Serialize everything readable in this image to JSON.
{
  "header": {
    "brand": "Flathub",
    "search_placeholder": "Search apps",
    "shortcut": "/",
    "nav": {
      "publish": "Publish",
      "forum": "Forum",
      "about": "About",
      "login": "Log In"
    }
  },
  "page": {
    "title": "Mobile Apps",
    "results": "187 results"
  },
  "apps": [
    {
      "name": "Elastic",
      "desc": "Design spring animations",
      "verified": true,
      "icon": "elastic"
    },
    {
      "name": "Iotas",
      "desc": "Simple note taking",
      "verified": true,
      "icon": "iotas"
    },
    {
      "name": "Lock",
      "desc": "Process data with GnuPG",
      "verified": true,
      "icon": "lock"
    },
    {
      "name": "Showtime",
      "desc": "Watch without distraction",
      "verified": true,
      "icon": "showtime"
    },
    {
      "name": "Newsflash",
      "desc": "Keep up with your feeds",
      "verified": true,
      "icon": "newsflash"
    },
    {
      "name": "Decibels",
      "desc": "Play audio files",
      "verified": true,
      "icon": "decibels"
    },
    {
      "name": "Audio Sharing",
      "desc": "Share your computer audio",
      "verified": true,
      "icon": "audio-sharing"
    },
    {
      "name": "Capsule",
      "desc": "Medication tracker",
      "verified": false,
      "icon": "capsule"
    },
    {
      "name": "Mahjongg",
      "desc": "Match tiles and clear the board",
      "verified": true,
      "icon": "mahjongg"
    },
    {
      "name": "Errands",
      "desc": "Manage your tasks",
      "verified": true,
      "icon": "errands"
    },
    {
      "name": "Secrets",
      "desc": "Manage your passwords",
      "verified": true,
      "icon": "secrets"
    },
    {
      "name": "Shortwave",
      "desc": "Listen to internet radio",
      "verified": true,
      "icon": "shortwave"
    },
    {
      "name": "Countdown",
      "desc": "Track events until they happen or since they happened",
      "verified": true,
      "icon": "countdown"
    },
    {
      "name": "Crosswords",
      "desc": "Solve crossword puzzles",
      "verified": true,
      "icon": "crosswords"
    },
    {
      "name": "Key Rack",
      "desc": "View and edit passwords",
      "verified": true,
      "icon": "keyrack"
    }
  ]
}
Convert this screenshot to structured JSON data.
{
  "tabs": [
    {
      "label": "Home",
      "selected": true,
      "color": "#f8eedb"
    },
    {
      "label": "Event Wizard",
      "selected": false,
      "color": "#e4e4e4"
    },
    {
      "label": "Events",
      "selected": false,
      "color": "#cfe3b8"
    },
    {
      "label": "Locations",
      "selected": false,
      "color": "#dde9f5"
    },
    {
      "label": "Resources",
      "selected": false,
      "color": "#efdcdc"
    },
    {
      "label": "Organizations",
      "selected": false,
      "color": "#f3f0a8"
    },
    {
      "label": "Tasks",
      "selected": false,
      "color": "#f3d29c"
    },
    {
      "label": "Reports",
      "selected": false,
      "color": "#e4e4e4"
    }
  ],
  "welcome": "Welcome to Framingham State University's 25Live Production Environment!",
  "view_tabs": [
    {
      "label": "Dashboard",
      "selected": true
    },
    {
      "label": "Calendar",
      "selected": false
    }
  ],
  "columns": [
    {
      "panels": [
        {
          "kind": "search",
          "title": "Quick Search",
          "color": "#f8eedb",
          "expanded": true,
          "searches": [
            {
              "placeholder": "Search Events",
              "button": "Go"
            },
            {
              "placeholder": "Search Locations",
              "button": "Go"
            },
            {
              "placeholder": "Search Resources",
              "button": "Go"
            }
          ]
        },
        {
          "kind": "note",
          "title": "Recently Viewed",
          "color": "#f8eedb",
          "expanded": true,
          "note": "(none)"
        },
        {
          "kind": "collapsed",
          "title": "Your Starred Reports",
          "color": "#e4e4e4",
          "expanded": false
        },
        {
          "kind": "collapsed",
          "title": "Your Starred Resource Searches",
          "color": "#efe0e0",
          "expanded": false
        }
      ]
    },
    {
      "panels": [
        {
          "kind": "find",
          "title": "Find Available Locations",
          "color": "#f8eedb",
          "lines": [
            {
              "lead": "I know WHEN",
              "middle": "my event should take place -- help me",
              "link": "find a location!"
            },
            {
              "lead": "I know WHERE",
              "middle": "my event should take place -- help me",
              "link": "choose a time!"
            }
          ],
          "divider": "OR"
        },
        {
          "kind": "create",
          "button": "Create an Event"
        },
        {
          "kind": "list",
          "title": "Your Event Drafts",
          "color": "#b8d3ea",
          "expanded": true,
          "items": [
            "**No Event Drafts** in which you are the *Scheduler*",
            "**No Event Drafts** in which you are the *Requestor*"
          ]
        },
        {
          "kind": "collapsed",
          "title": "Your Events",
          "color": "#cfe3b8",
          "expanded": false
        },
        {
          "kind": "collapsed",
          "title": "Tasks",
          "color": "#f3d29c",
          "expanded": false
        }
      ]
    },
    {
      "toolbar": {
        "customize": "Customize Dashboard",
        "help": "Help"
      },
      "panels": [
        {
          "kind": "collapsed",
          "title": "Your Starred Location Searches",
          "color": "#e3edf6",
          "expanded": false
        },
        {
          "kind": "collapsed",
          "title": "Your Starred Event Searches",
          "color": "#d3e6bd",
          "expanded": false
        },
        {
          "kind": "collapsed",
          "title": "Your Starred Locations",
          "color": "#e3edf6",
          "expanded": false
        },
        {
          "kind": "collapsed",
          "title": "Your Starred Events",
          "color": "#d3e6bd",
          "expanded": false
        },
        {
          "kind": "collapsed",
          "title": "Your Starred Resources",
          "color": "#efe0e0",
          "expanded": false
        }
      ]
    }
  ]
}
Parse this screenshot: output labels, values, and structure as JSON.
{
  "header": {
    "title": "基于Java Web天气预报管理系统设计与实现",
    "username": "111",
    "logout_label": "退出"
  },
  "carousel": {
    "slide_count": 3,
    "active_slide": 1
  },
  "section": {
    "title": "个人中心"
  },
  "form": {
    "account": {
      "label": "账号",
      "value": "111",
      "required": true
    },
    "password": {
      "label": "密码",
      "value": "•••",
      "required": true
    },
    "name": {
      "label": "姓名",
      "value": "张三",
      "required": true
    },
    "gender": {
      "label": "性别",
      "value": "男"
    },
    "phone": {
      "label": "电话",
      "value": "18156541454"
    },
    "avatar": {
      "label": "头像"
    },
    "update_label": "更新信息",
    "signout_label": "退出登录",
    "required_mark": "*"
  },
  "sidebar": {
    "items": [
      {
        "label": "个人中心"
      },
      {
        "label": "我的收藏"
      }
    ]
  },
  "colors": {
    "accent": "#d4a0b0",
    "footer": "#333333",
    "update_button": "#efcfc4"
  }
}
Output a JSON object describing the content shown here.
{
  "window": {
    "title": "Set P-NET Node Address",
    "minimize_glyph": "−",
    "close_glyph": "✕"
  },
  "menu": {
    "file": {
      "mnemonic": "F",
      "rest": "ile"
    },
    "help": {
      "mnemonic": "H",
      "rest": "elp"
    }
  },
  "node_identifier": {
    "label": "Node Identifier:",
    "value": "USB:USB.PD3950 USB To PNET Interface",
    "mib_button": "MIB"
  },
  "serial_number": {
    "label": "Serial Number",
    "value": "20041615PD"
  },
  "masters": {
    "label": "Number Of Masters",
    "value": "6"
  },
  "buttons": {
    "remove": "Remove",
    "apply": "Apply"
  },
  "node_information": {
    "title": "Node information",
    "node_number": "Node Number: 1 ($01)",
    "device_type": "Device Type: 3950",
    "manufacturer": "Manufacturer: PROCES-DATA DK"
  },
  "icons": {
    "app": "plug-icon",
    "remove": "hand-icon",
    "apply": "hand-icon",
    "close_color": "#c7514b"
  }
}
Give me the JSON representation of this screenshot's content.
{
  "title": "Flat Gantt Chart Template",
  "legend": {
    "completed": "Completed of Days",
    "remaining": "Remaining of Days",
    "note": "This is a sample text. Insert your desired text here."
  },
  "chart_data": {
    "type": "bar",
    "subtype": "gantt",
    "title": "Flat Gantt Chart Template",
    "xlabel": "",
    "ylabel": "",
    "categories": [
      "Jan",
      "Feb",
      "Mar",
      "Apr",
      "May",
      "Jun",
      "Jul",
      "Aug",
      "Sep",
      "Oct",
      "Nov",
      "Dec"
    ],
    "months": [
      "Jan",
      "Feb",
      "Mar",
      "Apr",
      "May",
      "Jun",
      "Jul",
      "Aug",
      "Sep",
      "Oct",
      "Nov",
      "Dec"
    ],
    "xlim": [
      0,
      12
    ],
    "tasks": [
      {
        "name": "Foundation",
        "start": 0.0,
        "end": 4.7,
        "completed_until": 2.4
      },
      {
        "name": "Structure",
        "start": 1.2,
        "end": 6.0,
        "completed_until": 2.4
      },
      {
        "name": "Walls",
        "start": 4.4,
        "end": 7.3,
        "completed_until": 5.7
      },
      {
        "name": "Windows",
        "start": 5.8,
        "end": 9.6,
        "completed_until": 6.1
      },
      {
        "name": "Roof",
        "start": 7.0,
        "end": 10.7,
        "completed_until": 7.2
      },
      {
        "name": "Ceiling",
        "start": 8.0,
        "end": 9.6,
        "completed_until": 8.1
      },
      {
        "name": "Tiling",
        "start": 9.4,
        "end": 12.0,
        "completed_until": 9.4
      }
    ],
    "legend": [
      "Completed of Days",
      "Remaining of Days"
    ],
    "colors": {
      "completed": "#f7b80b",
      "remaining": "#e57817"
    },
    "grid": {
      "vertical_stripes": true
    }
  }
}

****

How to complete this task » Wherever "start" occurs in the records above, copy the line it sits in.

Solution to the problem »
        "start": 0.0,
        "start": 1.2,
        "start": 4.4,
        "start": 5.8,
        "start": 7.0,
        "start": 8.0,
        "start": 9.4,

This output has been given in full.